The theme of 2021 National Recovery Month is – Recovery is for Everyone: Every Person, Every Family, and Every Community. This September, we celebrate the millions of people seeking recovery, the transformational available treatments and practices addressing substance use, and the support systems that make recovery possible. According to National Recovery Month, “The 2021 National Recovery Month observance and theme, “Recovery is for Everyone” works to inspire people across the country to transform the “I” into “we” and build bridges between families, communities, and groups. We celebrate our diversity and seek to develop deeper understanding, caring, and connection that nurtures recovery.” Families, communities and their institutions, and people affected by substance use can support one another and collectively contribute to healing addiction.
Substance use disorders are apparent across the United States. In Pennsylvania alone, over 4,000 drug-related overdose deaths occurred during 2019, calling attention to the immense need for recovery services and life-saving care. Through Recovery Month, events and observances are held in order to continue an iterative educational outreach about the different types of effective services becoming available to those affected by substance use disorder, how others can be involved in harm reduction practices, and what can be done to reduce barriers to resources.
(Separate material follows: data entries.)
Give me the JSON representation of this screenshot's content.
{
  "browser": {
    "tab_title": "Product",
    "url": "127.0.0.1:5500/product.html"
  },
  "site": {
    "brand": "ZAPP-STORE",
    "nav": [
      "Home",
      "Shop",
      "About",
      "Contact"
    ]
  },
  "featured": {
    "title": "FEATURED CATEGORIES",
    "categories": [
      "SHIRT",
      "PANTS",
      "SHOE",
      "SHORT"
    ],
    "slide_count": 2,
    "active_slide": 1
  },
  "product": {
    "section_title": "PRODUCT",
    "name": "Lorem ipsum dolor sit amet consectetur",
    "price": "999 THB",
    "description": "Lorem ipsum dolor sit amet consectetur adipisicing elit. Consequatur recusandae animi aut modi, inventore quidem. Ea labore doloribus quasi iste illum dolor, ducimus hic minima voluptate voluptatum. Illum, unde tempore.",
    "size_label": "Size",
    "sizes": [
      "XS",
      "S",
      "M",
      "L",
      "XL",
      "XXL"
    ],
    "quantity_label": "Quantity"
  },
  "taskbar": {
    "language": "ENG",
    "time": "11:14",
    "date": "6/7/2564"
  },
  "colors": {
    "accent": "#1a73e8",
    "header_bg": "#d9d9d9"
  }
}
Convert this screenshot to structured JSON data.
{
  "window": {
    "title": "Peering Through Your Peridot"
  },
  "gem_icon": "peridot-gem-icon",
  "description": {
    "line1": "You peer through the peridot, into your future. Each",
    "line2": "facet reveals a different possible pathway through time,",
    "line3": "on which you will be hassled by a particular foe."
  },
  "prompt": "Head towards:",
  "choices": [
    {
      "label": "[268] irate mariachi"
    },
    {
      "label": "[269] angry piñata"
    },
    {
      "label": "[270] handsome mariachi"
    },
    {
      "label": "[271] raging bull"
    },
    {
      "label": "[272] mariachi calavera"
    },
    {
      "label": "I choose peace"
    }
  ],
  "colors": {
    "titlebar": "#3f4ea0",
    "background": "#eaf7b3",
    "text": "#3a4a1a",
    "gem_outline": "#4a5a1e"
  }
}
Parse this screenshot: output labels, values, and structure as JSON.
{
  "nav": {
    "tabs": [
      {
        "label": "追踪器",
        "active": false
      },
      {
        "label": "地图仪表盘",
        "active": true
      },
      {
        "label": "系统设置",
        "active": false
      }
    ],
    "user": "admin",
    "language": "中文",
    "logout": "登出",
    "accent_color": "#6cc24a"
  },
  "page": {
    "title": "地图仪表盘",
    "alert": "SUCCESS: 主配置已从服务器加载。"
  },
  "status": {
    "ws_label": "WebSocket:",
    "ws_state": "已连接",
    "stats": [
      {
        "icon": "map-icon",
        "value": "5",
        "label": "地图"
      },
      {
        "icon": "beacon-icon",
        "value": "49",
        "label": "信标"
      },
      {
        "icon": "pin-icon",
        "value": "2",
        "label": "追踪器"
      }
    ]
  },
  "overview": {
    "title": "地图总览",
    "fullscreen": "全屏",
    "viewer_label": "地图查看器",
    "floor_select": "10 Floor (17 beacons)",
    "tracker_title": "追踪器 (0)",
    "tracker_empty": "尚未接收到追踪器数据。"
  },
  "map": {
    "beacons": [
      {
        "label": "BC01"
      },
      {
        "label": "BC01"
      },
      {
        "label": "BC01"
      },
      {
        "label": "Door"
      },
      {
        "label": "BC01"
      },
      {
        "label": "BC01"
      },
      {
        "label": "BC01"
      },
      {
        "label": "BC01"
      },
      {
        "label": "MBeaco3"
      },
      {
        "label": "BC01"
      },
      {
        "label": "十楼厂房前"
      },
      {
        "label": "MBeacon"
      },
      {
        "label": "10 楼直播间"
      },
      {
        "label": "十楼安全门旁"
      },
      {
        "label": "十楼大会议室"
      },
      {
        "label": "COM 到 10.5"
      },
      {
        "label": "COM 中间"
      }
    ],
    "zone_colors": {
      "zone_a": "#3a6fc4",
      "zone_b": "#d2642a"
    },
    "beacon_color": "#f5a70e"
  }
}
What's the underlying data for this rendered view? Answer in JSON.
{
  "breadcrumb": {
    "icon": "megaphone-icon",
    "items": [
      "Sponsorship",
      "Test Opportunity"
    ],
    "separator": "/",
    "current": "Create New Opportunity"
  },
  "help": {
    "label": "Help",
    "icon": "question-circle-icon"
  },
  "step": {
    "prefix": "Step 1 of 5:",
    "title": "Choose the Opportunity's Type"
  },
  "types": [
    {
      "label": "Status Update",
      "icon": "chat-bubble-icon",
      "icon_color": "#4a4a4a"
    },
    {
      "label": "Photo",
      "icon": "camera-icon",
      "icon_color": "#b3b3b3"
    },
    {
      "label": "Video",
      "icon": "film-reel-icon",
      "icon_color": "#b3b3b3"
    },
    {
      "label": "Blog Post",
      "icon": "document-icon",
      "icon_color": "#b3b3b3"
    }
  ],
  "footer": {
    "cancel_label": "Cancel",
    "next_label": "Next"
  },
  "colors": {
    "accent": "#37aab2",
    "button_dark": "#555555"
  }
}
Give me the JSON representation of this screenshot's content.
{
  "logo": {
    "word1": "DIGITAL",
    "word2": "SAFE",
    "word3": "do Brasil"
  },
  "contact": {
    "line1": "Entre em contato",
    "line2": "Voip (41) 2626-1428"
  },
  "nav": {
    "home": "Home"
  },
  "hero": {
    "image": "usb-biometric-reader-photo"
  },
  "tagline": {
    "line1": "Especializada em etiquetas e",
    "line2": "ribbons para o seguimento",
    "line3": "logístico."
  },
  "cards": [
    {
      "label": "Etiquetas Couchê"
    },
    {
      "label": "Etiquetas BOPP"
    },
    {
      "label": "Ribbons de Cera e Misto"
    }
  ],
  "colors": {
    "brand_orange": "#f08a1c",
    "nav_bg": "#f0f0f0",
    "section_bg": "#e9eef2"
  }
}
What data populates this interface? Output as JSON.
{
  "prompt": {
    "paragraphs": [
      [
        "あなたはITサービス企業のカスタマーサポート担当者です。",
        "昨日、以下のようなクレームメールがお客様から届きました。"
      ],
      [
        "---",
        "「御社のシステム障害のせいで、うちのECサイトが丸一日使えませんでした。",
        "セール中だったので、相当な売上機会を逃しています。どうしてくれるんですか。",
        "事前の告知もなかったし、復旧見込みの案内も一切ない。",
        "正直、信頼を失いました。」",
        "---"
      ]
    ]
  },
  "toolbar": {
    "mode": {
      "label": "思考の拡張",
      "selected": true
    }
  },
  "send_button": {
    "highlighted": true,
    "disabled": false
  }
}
Recovery belongs to all of us, but is not one approach, nor is there a single process to follow. Each has their own unique experience (culture, identities, backgrounds) that offers a perspective needed to continuously improve It is also incredibly important to reduce stigma by removing ourselves from the stereotypes of addiction recovery so that programs and resources can properly cater to the wide range of experiences during recovery. Community, fueled by diverse mutual aid approaches and connections, create a reliable and trusted network of resources vital to many in order to have a sustainable recovery.
Advancing recovery systems also requires the development of interventions and exploration of tools or treatments through research initiatives. Roundtrip is improving access to treatment for populations with OUD (opioid use disorder) through its research partnership with Brightview Health, the University of Pennsylvania, and Lyft. With the opioid crisis being exacerbated by COVID-19, innovative strategies and programs are needed to tackle this widespread public health problem so that overdose rates and severity of OUD can be reduced. The National Institute of Health (NIH) and the National Institute on Drug Abuse (NIDA) awarded Roundtrip a grant through the Helping End Addiction Long Term (HEAL) Initiative last year in order to work to remove barriers to recovery through technology, services, and programs. NEMT technology is more advanced and effective than ever before, and plays an essential role in improving the likelihood of successful substance use disorder treatments. Our ride benefit is utilized by patients so they can have reliable transportation to their medical appointments.
This grant gives Roundtrip the opportunity to study the association between transportation access, no-show appointment rates, and health outcomes for our priority population of those diagnosed with OUD. Patient engagement is a priority, making sure patients feel supported and reminded of the services available to them. Roundtrip is well positioned to work alongside addiction treatment programs and intervene when patients present themselves in an outpatient treatment system. Reliable and consistent transportation can positively impact treatment attainment and maintenance of OUD progression, and is needed to access care regularly during recovery. We are committed to removing transportation as a barrier to access care, especially as it pertains to populations experiencing substance and drug use.